_Aim of the task_
Every line below needs to be reproduced exactly.

*** Opening Excerpted records ***

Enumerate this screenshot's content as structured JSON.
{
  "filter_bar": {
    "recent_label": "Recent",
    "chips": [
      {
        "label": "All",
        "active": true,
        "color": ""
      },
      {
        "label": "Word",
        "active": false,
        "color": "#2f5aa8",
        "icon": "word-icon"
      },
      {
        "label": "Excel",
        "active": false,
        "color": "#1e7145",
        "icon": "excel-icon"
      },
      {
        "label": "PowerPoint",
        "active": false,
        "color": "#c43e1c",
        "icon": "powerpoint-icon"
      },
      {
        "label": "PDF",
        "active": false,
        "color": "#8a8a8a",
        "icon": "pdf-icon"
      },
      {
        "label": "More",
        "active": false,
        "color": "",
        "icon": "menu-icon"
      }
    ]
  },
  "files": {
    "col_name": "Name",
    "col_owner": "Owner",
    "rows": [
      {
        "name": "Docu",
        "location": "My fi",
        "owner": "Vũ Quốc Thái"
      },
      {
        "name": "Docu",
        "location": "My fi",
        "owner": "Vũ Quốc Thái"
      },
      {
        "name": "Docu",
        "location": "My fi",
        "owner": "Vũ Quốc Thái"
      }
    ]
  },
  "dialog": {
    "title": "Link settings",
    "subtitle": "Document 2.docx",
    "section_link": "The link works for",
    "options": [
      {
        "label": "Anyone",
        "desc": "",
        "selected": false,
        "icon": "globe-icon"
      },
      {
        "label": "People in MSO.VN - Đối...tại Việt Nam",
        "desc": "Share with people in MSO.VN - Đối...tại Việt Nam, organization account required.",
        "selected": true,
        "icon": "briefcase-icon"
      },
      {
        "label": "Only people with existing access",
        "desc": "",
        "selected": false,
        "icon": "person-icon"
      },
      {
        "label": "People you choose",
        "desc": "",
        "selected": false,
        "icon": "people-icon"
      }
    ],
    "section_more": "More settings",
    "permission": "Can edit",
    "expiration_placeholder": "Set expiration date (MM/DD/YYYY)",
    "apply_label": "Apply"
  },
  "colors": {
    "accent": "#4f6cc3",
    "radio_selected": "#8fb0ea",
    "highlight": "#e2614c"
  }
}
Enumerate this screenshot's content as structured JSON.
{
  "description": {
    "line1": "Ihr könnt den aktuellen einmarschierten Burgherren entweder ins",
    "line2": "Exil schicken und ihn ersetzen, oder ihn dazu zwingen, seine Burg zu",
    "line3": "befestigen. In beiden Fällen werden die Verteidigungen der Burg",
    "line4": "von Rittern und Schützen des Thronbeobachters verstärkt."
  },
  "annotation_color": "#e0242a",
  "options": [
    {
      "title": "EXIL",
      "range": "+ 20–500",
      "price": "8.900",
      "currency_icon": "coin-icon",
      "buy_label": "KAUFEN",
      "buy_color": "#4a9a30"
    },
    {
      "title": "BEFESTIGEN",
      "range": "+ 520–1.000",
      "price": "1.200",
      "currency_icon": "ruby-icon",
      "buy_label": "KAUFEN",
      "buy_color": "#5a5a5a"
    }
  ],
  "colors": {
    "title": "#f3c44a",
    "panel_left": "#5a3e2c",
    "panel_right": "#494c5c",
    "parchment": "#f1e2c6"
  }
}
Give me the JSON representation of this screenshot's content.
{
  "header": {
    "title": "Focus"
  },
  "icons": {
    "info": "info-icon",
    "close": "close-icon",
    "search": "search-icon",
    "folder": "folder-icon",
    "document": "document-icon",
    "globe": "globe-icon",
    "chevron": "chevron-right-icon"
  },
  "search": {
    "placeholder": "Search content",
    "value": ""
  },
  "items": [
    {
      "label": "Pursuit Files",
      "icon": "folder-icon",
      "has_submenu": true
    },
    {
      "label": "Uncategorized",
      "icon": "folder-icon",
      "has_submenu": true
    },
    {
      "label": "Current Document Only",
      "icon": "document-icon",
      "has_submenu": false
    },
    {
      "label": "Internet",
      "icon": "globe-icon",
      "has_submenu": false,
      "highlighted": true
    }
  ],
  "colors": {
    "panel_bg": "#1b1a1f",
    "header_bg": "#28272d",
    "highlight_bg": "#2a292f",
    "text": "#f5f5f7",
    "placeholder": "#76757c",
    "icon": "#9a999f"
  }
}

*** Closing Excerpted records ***

_Task answer_
Enumerate this screenshot's content as structured JSON.
{
  "filter_bar": {
    "recent_label": "Recent",
    "chips": [
      {
        "label": "All",
        "active": true,
        "color": ""
      },
      {
        "label": "Word",
        "active": false,
        "color": "#2f5aa8",
        "icon": "word-icon"
      },
      {
        "label": "Excel",
        "active": false,
        "color": "#1e7145",
        "icon": "excel-icon"
      },
      {
        "label": "PowerPoint",
        "active": false,
        "color": "#c43e1c",
        "icon": "powerpoint-icon"
      },
      {
        "label": "PDF",
        "active": false,
        "color": "#8a8a8a",
        "icon": "pdf-icon"
      },
      {
        "label": "More",
        "active": false,
        "color": "",
        "icon": "menu-icon"
      }
    ]
  },
  "files": {
    "col_name": "Name",
    "col_owner": "Owner",
    "rows": [
      {
        "name": "Docu",
        "location": "My fi",
        "owner": "Vũ Quốc Thái"
      },
      {
        "name": "Docu",
        "location": "My fi",
        "owner": "Vũ Quốc Thái"
      },
      {
        "name": "Docu",
        "location": "My fi",
        "owner": "Vũ Quốc Thái"
      }
    ]
  },
  "dialog": {
    "title": "Link settings",
    "subtitle": "Document 2.docx",
    "section_link": "The link works for",
    "options": [
      {
        "label": "Anyone",
        "desc": "",
        "selected": false,
        "icon": "globe-icon"
      },
      {
        "label": "People in MSO.VN - Đối...tại Việt Nam",
        "desc": "Share with people in MSO.VN - Đối...tại Việt Nam, organization account required.",
        "selected": true,
        "icon": "briefcase-icon"
      },
      {
        "label": "Only people with existing access",
        "desc": "",
        "selected": false,
        "icon": "person-icon"
      },
      {
        "label": "People you choose",
        "desc": "",
        "selected": false,
        "icon": "people-icon"
      }
    ],
    "section_more": "More settings",
    "permission": "Can edit",
    "expiration_placeholder": "Set expiration date (MM/DD/YYYY)",
    "apply_label": "Apply"
  },
  "colors": {
    "accent": "#4f6cc3",
    "radio_selected": "#8fb0ea",
    "highlight": "#e2614c"
  }
}
Enumerate this screenshot's content as structured JSON.
{
  "description": {
    "line1": "Ihr könnt den aktuellen einmarschierten Burgherren entweder ins",
    "line2": "Exil schicken und ihn ersetzen, oder ihn dazu zwingen, seine Burg zu",
    "line3": "befestigen. In beiden Fällen werden die Verteidigungen der Burg",
    "line4": "von Rittern und Schützen des Thronbeobachters verstärkt."
  },
  "annotation_color": "#e0242a",
  "options": [
    {
      "title": "EXIL",
      "range": "+ 20–500",
      "price": "8.900",
      "currency_icon": "coin-icon",
      "buy_label": "KAUFEN",
      "buy_color": "#4a9a30"
    },
    {
      "title": "BEFESTIGEN",
      "range": "+ 520–1.000",
      "price": "1.200",
      "currency_icon": "ruby-icon",
      "buy_label": "KAUFEN",
      "buy_color": "#5a5a5a"
    }
  ],
  "colors": {
    "title": "#f3c44a",
    "panel_left": "#5a3e2c",
    "panel_right": "#494c5c",
    "parchment": "#f1e2c6"
  }
}
Give me the JSON representation of this screenshot's content.
{
  "header": {
    "title": "Focus"
  },
  "icons": {
    "info": "info-icon",
    "close": "close-icon",
    "search": "search-icon",
    "folder": "folder-icon",
    "document": "document-icon",
    "globe": "globe-icon",
    "chevron": "chevron-right-icon"
  },
  "search": {
    "placeholder": "Search content",
    "value": ""
  },
  "items": [
    {
      "label": "Pursuit Files",
      "icon": "folder-icon",
      "has_submenu": true
    },
    {
      "label": "Uncategorized",
      "icon": "folder-icon",
      "has_submenu": true
    },
    {
      "label": "Current Document Only",
      "icon": "document-icon",
      "has_submenu": false
    },
    {
      "label": "Internet",
      "icon": "globe-icon",
      "has_submenu": false,
      "highlighted": true
    }
  ],
  "colors": {
    "panel_bg": "#1b1a1f",
    "header_bg": "#28272d",
    "highlight_bg": "#2a292f",
    "text": "#f5f5f7",
    "placeholder": "#76757c",
    "icon": "#9a999f"
  }
}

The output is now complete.